The Truth About Counting Calories

By Nutritionist, Jess Bloom.

Should we be counting calories? Shouldn’t we be counting calories? Forever a controversial topic purely because not everyone understands it. Counting calories means keeping track of the amount of food and drink you’re consuming day to day, usually in order to manage your weight, whether that’s to lose weight, maintain weight or gain weight.

So, let’s discuss, should we be doing it? How do we do it? Why do we do it? And why is there always controversy around it?

It all depends on whether you have goals that relate to your body composition. Do you want to lose body fat? Do you want to build lean muscle? If the answer is yes, then I would say yes – you should be counting calories.

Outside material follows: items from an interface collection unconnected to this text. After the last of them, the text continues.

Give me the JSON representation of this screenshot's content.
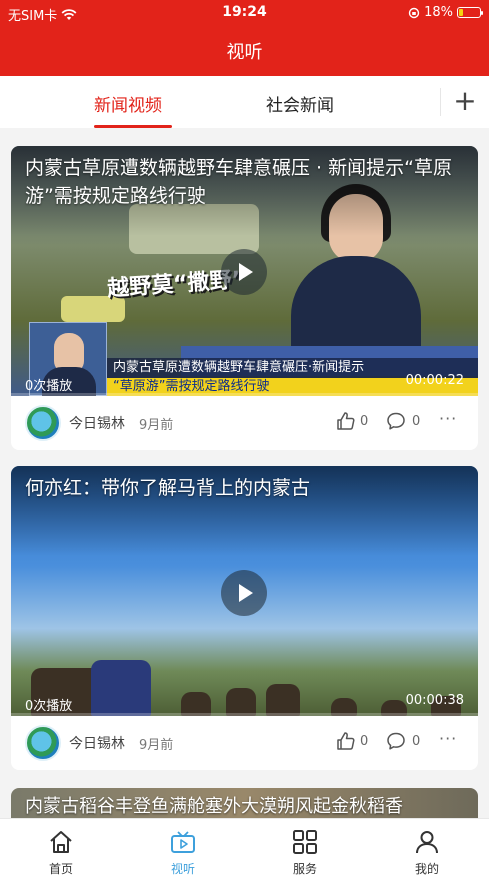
{
  "status_bar": {
    "carrier": "无SIM卡",
    "time": "19:24",
    "battery_percent": "18%",
    "battery_level": 0.18,
    "battery_color": "#f5d40f"
  },
  "header": {
    "title": "视听",
    "accent": "#e2231a"
  },
  "tabs": [
    {
      "label": "新闻视频",
      "active": true
    },
    {
      "label": "社会新闻",
      "active": false
    }
  ],
  "add_tab_icon": "plus-icon",
  "videos": [
    {
      "title": "内蒙古草原遭数辆越野车肆意碾压 · 新闻提示“草原游”需按规定路线行驶",
      "views": "0次播放",
      "duration": "00:00:22",
      "source": "今日锡林",
      "time": "9月前",
      "likes": "0",
      "comments": "0",
      "overlay_sign": "越野莫“撒野”",
      "ticker_line1": "内蒙古草原遭数辆越野车肆意碾压·新闻提示",
      "ticker_line2": "“草原游”需按规定路线行驶"
    },
    {
      "title": "何亦红：带你了解马背上的内蒙古",
      "views": "0次播放",
      "duration": "00:00:38",
      "source": "今日锡林",
      "time": "9月前",
      "likes": "0",
      "comments": "0"
    },
    {
      "title": "内蒙古稻谷丰登鱼满舱塞外大漠朔风起金秋稻香"
    }
  ],
  "bottom_nav": [
    {
      "label": "首页",
      "icon": "home-icon",
      "active": false
    },
    {
      "label": "视听",
      "icon": "tv-icon",
      "active": true
    },
    {
      "label": "服务",
      "icon": "grid-icon",
      "active": false
    },
    {
      "label": "我的",
      "icon": "user-icon",
      "active": false
    }
  ],
  "active_color": "#3ea0dc"
}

Because tracking your calories is very simply put, a tool. Exactly like your internet banking app. If you decided you wanted to save a certain amount of money, you’d probably try and keep tabs on how much you’re spending right? Or if you went on a big night out, maybe you would set yourself a budget to keep in line with your saving goals. What gets measured gets managed and although it’s not something that needs to be done forever, it is just a way of ensuring that your caloric input is in line with your goals without just shooting blind. For reference – a lot of individuals who want to lose weight (and are not tracking) will generally find that they restrict and under eat significantly which will often lead to a ‘binge/restrict’ mentality, as well as down regulating their metabolism and often effecting their hormones. If fat loss is the goal, the aim is to eat as much as possible whilst still being in a calorie deficit. If your goal is to build muscle then the goal is to eat as much as possible, whilst minimising body fat gain and maximising muscle gain.

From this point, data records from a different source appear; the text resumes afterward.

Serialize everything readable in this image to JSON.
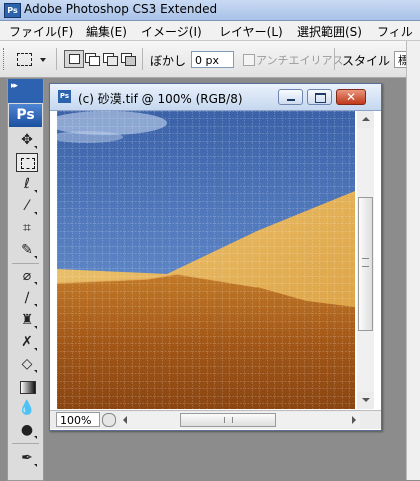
{
  "app": {
    "title": "Adobe Photoshop CS3 Extended",
    "icon": "photoshop-app-icon"
  },
  "menubar": {
    "items": [
      "ファイル(F)",
      "編集(E)",
      "イメージ(I)",
      "レイヤー(L)",
      "選択範囲(S)",
      "フィル"
    ]
  },
  "options": {
    "blur_label": "ぼかし :",
    "blur_value": "0 px",
    "antialias_label": "アンチエイリアス",
    "style_label": "スタイル :",
    "style_value": "標準"
  },
  "toolbox": {
    "logo": "Ps",
    "tools": [
      "move-tool",
      "rectangular-marquee-tool",
      "lasso-tool",
      "magic-wand-tool",
      "crop-tool",
      "slice-tool",
      "healing-brush-tool",
      "brush-tool",
      "clone-stamp-tool",
      "history-brush-tool",
      "eraser-tool",
      "gradient-tool",
      "blur-tool",
      "dodge-tool",
      "pen-tool"
    ]
  },
  "document": {
    "title": "(c) 砂漠.tif @ 100% (RGB/8)",
    "zoom": "100%",
    "grid_visible": true
  },
  "colors": {
    "sky_top": "#3b62a8",
    "sky_bottom": "#8db0dc",
    "sand_light": "#e5b459",
    "sand_dark": "#9c4f14"
  }
}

So why do we often hear things like ‘counting calories doesn’t work’? Technically, this is true, as just counting calories alone won’t do anything for you unless the following 2 things are considered. Firstly – not all foods are created equally. If you read last month’s column you’ll remember there are 3 macronutrients that make up our foods; protein, carbohydrates and fats. The reason this is important to take into account is because our body uses a certain number of calories from each macronutrient simply to digest it. For example, if we’re consuming protein (maybe a chicken breast or some Greek yoghurt) we will use up to a third of the calories digesting it. When consuming carbohydrates, we will use between 5-15% (depending on the type of carbohydrate – sugar/fibre e.g. a doughnut vs some brown rice) and when consuming fats (e.g. oils, avocado’s, nuts) we only use a maximum of 5% digesting it. (this is known as the thermic effect of food aka TEF). So if you require 2000 calories each day to maintain your weight, consuming 2000 calories of protein vs 2000 calories of fats will not produce the same result. There will be a lot less calories available to be used for energy from the protein due to thermic effect in the body.

The second thing is – every single person is unique and will require a different amount of calories/macros to meet their goals. This varies based on so many factors from age, gender, weight, height, dieting history, muscle mass, activity levels, hormones etc. There is no one size fits all! So just eating what someone else is eating because you think they look good is never going to work.

So, for the most important question, how do we get it right for us?! My advice is, and what has worked for the hundreds of clients I’ve helped achieve their goals, is firstly, set yourself a protein target alongside your daily calorie allowance, no matter what your goals are, this is key! Secondly, have a professional calculate your calories and macros for you (do not let apps like My Fitness Pal do this for you!) You can use that as a starting point and undergo a bit of trial and error until you find your sweet spot. Lastly – actual results are not quick, whether that’s fat loss or muscle gain, it is a process which takes patience and consistency (despite magazine covers stating that you can ‘drop a jean size in a week’).

I hope you’ve taken away a few things here! Mainly that tracking is basically just a tool for fat loss, different foods hold different nutritional value which should be taken into account, and there is no one size fits all when it comes to YOUR health and fitness journey.